Segment Start: Source material

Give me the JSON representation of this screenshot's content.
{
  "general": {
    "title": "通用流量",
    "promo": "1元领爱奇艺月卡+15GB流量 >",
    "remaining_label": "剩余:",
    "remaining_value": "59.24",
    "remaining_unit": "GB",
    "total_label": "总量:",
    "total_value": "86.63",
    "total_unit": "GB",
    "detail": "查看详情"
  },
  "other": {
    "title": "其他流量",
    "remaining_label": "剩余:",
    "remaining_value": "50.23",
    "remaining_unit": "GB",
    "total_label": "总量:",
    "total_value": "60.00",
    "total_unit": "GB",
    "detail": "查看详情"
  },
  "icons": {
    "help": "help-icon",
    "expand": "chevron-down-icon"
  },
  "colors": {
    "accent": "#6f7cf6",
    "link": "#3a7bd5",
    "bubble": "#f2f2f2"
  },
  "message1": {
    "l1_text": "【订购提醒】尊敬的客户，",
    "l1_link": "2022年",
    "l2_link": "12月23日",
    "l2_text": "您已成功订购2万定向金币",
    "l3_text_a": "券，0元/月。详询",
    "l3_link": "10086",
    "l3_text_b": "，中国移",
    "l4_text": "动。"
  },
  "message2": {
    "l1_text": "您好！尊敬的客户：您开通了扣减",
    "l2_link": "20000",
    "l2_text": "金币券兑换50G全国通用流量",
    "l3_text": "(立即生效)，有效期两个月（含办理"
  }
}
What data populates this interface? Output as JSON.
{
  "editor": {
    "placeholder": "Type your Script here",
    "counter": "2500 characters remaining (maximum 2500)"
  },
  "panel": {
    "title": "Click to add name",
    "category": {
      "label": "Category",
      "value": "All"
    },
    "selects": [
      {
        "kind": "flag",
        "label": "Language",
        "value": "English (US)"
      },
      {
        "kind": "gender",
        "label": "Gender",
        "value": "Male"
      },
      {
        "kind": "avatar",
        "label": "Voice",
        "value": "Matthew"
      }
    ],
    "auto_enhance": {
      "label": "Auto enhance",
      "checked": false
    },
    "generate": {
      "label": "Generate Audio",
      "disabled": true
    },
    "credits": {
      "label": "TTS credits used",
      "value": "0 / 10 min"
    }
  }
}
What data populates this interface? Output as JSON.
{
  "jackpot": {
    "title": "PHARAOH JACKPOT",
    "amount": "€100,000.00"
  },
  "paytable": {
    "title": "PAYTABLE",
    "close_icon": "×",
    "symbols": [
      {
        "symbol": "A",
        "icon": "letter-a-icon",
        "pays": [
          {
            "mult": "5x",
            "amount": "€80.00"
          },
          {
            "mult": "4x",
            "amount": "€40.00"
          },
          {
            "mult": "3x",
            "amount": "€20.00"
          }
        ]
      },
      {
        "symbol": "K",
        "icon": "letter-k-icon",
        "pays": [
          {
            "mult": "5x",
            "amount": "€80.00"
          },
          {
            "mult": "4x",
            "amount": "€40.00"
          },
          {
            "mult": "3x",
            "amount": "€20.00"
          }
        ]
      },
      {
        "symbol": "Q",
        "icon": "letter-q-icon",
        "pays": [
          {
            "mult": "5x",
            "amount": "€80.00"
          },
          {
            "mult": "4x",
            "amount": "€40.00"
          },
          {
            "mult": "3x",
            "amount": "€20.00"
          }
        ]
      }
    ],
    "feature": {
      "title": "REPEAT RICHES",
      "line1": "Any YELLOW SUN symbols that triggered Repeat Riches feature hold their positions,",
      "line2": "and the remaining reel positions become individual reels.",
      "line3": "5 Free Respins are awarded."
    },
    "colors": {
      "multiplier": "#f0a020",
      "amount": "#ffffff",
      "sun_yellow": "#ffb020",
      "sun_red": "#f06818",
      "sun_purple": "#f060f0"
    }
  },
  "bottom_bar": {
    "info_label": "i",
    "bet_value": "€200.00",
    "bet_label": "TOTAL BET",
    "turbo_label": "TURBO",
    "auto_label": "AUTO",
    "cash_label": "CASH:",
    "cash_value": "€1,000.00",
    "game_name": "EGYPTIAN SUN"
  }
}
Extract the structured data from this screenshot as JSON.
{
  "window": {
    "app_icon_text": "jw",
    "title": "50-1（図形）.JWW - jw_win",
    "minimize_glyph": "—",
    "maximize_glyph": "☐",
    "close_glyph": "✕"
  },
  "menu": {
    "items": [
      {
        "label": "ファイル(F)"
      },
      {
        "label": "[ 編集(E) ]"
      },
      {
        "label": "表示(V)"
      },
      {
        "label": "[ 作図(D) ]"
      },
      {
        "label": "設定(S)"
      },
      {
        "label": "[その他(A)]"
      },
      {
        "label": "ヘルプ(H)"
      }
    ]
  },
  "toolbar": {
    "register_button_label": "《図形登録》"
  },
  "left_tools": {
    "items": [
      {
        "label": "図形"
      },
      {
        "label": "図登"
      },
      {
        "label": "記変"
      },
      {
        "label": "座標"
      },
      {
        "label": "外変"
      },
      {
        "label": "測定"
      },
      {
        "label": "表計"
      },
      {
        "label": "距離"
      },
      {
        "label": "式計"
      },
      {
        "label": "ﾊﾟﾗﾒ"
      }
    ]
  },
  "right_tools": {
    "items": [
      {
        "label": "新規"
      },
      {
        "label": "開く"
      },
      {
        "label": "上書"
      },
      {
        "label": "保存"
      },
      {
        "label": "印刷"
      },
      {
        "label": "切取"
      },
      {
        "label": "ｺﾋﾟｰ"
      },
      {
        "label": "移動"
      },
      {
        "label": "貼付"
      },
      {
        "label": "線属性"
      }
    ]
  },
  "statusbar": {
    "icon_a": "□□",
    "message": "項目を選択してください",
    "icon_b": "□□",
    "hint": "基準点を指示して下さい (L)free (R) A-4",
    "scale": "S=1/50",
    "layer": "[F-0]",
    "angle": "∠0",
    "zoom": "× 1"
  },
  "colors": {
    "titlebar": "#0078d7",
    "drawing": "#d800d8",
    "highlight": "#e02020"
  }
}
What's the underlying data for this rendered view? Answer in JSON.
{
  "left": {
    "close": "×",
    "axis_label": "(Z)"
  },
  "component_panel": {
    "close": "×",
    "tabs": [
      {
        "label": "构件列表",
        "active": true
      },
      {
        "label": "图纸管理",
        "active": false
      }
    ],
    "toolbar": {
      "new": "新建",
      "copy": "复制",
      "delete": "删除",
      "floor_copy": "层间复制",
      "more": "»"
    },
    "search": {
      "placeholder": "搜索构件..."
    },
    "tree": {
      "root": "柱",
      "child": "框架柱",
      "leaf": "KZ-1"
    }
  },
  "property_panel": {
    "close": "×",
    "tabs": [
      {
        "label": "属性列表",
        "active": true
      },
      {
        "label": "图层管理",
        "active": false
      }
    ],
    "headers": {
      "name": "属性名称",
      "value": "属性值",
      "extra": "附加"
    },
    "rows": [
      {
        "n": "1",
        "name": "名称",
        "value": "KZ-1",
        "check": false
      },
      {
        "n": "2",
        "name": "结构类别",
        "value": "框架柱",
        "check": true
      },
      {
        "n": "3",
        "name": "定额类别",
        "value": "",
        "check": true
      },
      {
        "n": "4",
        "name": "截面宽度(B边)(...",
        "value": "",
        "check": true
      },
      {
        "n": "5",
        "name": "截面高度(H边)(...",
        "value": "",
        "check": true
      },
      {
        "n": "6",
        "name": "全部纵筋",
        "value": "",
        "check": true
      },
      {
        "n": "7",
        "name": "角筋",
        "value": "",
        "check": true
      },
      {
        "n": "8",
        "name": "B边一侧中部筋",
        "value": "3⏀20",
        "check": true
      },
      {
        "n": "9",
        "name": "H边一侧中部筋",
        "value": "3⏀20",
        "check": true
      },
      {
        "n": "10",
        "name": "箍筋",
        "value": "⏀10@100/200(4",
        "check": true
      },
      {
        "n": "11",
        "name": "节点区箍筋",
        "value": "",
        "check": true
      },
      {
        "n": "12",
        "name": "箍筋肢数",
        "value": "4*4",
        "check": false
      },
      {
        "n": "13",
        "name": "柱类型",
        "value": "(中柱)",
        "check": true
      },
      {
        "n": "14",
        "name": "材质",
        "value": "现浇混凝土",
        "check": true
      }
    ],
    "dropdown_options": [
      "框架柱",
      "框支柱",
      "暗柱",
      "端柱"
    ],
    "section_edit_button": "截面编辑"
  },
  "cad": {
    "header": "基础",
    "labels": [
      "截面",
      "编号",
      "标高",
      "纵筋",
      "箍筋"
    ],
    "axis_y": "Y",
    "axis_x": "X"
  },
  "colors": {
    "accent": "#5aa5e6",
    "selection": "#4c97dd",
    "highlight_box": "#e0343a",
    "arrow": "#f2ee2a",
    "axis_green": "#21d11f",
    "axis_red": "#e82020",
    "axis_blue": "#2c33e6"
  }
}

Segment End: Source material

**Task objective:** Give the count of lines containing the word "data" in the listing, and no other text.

**Response below:** 4